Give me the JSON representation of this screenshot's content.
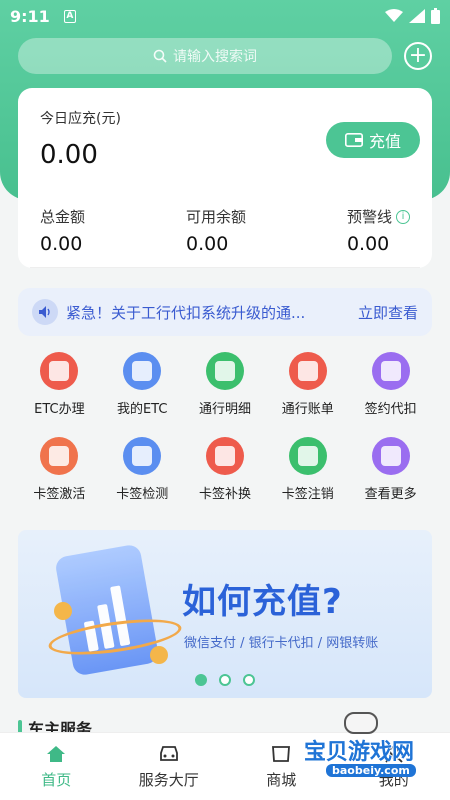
{
  "status": {
    "time": "9:11",
    "notif": "A"
  },
  "search": {
    "placeholder": "请输入搜索词"
  },
  "card": {
    "today_label": "今日应充(元)",
    "today_value": "0.00",
    "recharge_label": "充值",
    "stats": [
      {
        "label": "总金额",
        "value": "0.00"
      },
      {
        "label": "可用余额",
        "value": "0.00"
      },
      {
        "label": "预警线",
        "value": "0.00"
      }
    ]
  },
  "notice": {
    "text": "紧急！关于工行代扣系统升级的通...",
    "link": "立即查看"
  },
  "services": [
    {
      "label": "ETC办理",
      "icon": "etc-apply-icon",
      "color": "#ee5b4c"
    },
    {
      "label": "我的ETC",
      "icon": "my-etc-card-icon",
      "color": "#5b8ef0"
    },
    {
      "label": "通行明细",
      "icon": "pass-detail-icon",
      "color": "#3bbf6d"
    },
    {
      "label": "通行账单",
      "icon": "pass-bill-icon",
      "color": "#ee5b4c"
    },
    {
      "label": "签约代扣",
      "icon": "sign-withhold-icon",
      "color": "#9a6df0"
    },
    {
      "label": "卡签激活",
      "icon": "tag-activate-icon",
      "color": "#f0734c"
    },
    {
      "label": "卡签检测",
      "icon": "tag-detect-icon",
      "color": "#5b8ef0"
    },
    {
      "label": "卡签补换",
      "icon": "tag-replace-icon",
      "color": "#ee5b4c"
    },
    {
      "label": "卡签注销",
      "icon": "tag-cancel-icon",
      "color": "#3bbf6d"
    },
    {
      "label": "查看更多",
      "icon": "more-icon",
      "color": "#9a6df0"
    }
  ],
  "banner": {
    "title": "如何充值?",
    "subtitle": "微信支付 / 银行卡代扣 / 网银转账",
    "active_dot": 0,
    "dot_count": 3
  },
  "section": {
    "title": "车主服务"
  },
  "tabs": [
    {
      "label": "首页",
      "icon": "home-icon",
      "active": true
    },
    {
      "label": "服务大厅",
      "icon": "car-icon",
      "active": false
    },
    {
      "label": "商城",
      "icon": "shop-icon",
      "active": false
    },
    {
      "label": "我的",
      "icon": "profile-icon",
      "active": false
    }
  ],
  "watermark": {
    "text": "宝贝游戏网",
    "url": "baobeiy.com"
  },
  "colors": {
    "brand": "#4cc594",
    "notice": "#3a5bd0",
    "banner_title": "#2b62d8"
  }
}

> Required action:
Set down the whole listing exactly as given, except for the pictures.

> Solution to the problem:
Give me the JSON representation of this screenshot's content.
{
  "status": {
    "time": "9:11",
    "notif": "A"
  },
  "search": {
    "placeholder": "请输入搜索词"
  },
  "card": {
    "today_label": "今日应充(元)",
    "today_value": "0.00",
    "recharge_label": "充值",
    "stats": [
      {
        "label": "总金额",
        "value": "0.00"
      },
      {
        "label": "可用余额",
        "value": "0.00"
      },
      {
        "label": "预警线",
        "value": "0.00"
      }
    ]
  },
  "notice": {
    "text": "紧急！关于工行代扣系统升级的通...",
    "link": "立即查看"
  },
  "services": [
    {
      "label": "ETC办理",
      "icon": "etc-apply-icon",
      "color": "#ee5b4c"
    },
    {
      "label": "我的ETC",
      "icon": "my-etc-card-icon",
      "color": "#5b8ef0"
    },
    {
      "label": "通行明细",
      "icon": "pass-detail-icon",
      "color": "#3bbf6d"
    },
    {
      "label": "通行账单",
      "icon": "pass-bill-icon",
      "color": "#ee5b4c"
    },
    {
      "label": "签约代扣",
      "icon": "sign-withhold-icon",
      "color": "#9a6df0"
    },
    {
      "label": "卡签激活",
      "icon": "tag-activate-icon",
      "color": "#f0734c"
    },
    {
      "label": "卡签检测",
      "icon": "tag-detect-icon",
      "color": "#5b8ef0"
    },
    {
      "label": "卡签补换",
      "icon": "tag-replace-icon",
      "color": "#ee5b4c"
    },
    {
      "label": "卡签注销",
      "icon": "tag-cancel-icon",
      "color": "#3bbf6d"
    },
    {
      "label": "查看更多",
      "icon": "more-icon",
      "color": "#9a6df0"
    }
  ],
  "banner": {
    "title": "如何充值?",
    "subtitle": "微信支付 / 银行卡代扣 / 网银转账",
    "active_dot": 0,
    "dot_count": 3
  },
  "section": {
    "title": "车主服务"
  },
  "tabs": [
    {
      "label": "首页",
      "icon": "home-icon",
      "active": true
    },
    {
      "label": "服务大厅",
      "icon": "car-icon",
      "active": false
    },
    {
      "label": "商城",
      "icon": "shop-icon",
      "active": false
    },
    {
      "label": "我的",
      "icon": "profile-icon",
      "active": false
    }
  ],
  "watermark": {
    "text": "宝贝游戏网",
    "url": "baobeiy.com"
  },
  "colors": {
    "brand": "#4cc594",
    "notice": "#3a5bd0",
    "banner_title": "#2b62d8"
  }
}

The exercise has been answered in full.